[[ Extracted data, beginning ]]
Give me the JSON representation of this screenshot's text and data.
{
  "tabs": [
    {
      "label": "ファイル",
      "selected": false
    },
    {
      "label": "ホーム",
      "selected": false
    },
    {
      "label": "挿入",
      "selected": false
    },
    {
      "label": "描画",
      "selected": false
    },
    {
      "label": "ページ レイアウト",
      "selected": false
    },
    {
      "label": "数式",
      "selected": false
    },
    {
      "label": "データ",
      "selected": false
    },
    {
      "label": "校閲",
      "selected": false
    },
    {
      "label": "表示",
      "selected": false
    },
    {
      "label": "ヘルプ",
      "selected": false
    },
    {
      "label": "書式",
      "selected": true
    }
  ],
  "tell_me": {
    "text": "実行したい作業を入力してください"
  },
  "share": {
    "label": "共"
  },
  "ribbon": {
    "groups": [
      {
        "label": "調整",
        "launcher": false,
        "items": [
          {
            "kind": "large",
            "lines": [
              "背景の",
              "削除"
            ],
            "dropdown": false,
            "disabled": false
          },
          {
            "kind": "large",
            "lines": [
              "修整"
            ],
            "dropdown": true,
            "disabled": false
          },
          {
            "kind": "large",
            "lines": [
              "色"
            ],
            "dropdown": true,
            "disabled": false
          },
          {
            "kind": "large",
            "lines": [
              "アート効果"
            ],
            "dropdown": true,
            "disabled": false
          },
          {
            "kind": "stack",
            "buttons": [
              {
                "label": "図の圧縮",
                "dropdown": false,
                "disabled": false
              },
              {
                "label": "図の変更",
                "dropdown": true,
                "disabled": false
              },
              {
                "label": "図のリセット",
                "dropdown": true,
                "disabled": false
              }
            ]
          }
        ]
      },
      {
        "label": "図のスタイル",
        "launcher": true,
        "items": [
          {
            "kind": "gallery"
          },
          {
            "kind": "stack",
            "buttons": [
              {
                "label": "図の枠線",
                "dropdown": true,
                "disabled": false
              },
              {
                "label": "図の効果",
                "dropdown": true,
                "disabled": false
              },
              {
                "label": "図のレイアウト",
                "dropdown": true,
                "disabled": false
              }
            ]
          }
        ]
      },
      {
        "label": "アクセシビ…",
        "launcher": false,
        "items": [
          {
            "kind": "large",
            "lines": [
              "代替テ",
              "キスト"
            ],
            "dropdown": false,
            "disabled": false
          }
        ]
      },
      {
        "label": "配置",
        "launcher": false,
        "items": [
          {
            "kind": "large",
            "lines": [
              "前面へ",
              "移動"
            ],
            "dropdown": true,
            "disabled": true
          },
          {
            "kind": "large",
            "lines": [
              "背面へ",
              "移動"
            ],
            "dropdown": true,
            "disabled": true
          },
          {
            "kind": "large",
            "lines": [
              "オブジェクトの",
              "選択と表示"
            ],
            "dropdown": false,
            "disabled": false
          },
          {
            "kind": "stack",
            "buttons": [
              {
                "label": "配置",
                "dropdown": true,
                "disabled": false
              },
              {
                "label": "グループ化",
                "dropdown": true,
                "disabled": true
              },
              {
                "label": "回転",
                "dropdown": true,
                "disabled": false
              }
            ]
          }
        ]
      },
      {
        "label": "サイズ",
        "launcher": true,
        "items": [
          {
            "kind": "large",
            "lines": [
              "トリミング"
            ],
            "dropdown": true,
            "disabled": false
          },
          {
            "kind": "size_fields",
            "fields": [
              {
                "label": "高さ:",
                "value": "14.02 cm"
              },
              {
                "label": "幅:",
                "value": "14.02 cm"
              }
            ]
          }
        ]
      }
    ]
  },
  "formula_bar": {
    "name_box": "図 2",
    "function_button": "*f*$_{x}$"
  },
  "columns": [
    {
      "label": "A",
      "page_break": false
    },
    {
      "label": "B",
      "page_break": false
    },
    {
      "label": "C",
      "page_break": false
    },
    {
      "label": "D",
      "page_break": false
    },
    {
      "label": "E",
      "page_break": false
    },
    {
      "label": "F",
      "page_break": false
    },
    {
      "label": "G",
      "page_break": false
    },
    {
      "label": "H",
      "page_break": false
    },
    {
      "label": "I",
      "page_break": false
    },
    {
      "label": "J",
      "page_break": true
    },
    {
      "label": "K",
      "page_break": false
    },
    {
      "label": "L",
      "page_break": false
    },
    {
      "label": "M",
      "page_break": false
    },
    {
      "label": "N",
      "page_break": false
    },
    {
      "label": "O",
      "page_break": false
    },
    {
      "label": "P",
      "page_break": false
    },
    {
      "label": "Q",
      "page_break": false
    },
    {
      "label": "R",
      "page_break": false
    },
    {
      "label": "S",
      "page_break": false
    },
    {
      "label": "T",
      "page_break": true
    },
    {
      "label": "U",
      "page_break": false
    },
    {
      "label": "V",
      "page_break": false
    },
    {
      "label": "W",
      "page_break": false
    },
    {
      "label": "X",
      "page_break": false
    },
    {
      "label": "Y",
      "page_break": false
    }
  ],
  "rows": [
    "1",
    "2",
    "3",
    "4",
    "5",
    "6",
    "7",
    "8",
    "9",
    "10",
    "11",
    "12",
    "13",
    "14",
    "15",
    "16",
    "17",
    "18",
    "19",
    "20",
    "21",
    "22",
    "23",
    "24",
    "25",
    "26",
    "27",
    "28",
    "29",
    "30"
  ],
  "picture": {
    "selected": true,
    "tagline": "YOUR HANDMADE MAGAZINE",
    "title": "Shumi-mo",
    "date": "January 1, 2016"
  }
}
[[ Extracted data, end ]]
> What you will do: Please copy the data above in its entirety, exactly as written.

> Exercise result:
Give me the JSON representation of this screenshot's text and data.
{
  "tabs": [
    {
      "label": "ファイル",
      "selected": false
    },
    {
      "label": "ホーム",
      "selected": false
    },
    {
      "label": "挿入",
      "selected": false
    },
    {
      "label": "描画",
      "selected": false
    },
    {
      "label": "ページ レイアウト",
      "selected": false
    },
    {
      "label": "数式",
      "selected": false
    },
    {
      "label": "データ",
      "selected": false
    },
    {
      "label": "校閲",
      "selected": false
    },
    {
      "label": "表示",
      "selected": false
    },
    {
      "label": "ヘルプ",
      "selected": false
    },
    {
      "label": "書式",
      "selected": true
    }
  ],
  "tell_me": {
    "text": "実行したい作業を入力してください"
  },
  "share": {
    "label": "共"
  },
  "ribbon": {
    "groups": [
      {
        "label": "調整",
        "launcher": false,
        "items": [
          {
            "kind": "large",
            "lines": [
              "背景の",
              "削除"
            ],
            "dropdown": false,
            "disabled": false
          },
          {
            "kind": "large",
            "lines": [
              "修整"
            ],
            "dropdown": true,
            "disabled": false
          },
          {
            "kind": "large",
            "lines": [
              "色"
            ],
            "dropdown": true,
            "disabled": false
          },
          {
            "kind": "large",
            "lines": [
              "アート効果"
            ],
            "dropdown": true,
            "disabled": false
          },
          {
            "kind": "stack",
            "buttons": [
              {
                "label": "図の圧縮",
                "dropdown": false,
                "disabled": false
              },
              {
                "label": "図の変更",
                "dropdown": true,
                "disabled": false
              },
              {
                "label": "図のリセット",
                "dropdown": true,
                "disabled": false
              }
            ]
          }
        ]
      },
      {
        "label": "図のスタイル",
        "launcher": true,
        "items": [
          {
            "kind": "gallery"
          },
          {
            "kind": "stack",
            "buttons": [
              {
                "label": "図の枠線",
                "dropdown": true,
                "disabled": false
              },
              {
                "label": "図の効果",
                "dropdown": true,
                "disabled": false
              },
              {
                "label": "図のレイアウト",
                "dropdown": true,
                "disabled": false
              }
            ]
          }
        ]
      },
      {
        "label": "アクセシビ…",
        "launcher": false,
        "items": [
          {
            "kind": "large",
            "lines": [
              "代替テ",
              "キスト"
            ],
            "dropdown": false,
            "disabled": false
          }
        ]
      },
      {
        "label": "配置",
        "launcher": false,
        "items": [
          {
            "kind": "large",
            "lines": [
              "前面へ",
              "移動"
            ],
            "dropdown": true,
            "disabled": true
          },
          {
            "kind": "large",
            "lines": [
              "背面へ",
              "移動"
            ],
            "dropdown": true,
            "disabled": true
          },
          {
            "kind": "large",
            "lines": [
              "オブジェクトの",
              "選択と表示"
            ],
            "dropdown": false,
            "disabled": false
          },
          {
            "kind": "stack",
            "buttons": [
              {
                "label": "配置",
                "dropdown": true,
                "disabled": false
              },
              {
                "label": "グループ化",
                "dropdown": true,
                "disabled": true
              },
              {
                "label": "回転",
                "dropdown": true,
                "disabled": false
              }
            ]
          }
        ]
      },
      {
        "label": "サイズ",
        "launcher": true,
        "items": [
          {
            "kind": "large",
            "lines": [
              "トリミング"
            ],
            "dropdown": true,
            "disabled": false
          },
          {
            "kind": "size_fields",
            "fields": [
              {
                "label": "高さ:",
                "value": "14.02 cm"
              },
              {
                "label": "幅:",
                "value": "14.02 cm"
              }
            ]
          }
        ]
      }
    ]
  },
  "formula_bar": {
    "name_box": "図 2",
    "function_button": "*f*$_{x}$"
  },
  "columns": [
    {
      "label": "A",
      "page_break": false
    },
    {
      "label": "B",
      "page_break": false
    },
    {
      "label": "C",
      "page_break": false
    },
    {
      "label": "D",
      "page_break": false
    },
    {
      "label": "E",
      "page_break": false
    },
    {
      "label": "F",
      "page_break": false
    },
    {
      "label": "G",
      "page_break": false
    },
    {
      "label": "H",
      "page_break": false
    },
    {
      "label": "I",
      "page_break": false
    },
    {
      "label": "J",
      "page_break": true
    },
    {
      "label": "K",
      "page_break": false
    },
    {
      "label": "L",
      "page_break": false
    },
    {
      "label": "M",
      "page_break": false
    },
    {
      "label": "N",
      "page_break": false
    },
    {
      "label": "O",
      "page_break": false
    },
    {
      "label": "P",
      "page_break": false
    },
    {
      "label": "Q",
      "page_break": false
    },
    {
      "label": "R",
      "page_break": false
    },
    {
      "label": "S",
      "page_break": false
    },
    {
      "label": "T",
      "page_break": true
    },
    {
      "label": "U",
      "page_break": false
    },
    {
      "label": "V",
      "page_break": false
    },
    {
      "label": "W",
      "page_break": false
    },
    {
      "label": "X",
      "page_break": false
    },
    {
      "label": "Y",
      "page_break": false
    }
  ],
  "rows": [
    "1",
    "2",
    "3",
    "4",
    "5",
    "6",
    "7",
    "8",
    "9",
    "10",
    "11",
    "12",
    "13",
    "14",
    "15",
    "16",
    "17",
    "18",
    "19",
    "20",
    "21",
    "22",
    "23",
    "24",
    "25",
    "26",
    "27",
    "28",
    "29",
    "30"
  ],
  "picture": {
    "selected": true,
    "tagline": "YOUR HANDMADE MAGAZINE",
    "title": "Shumi-mo",
    "date": "January 1, 2016"
  }
}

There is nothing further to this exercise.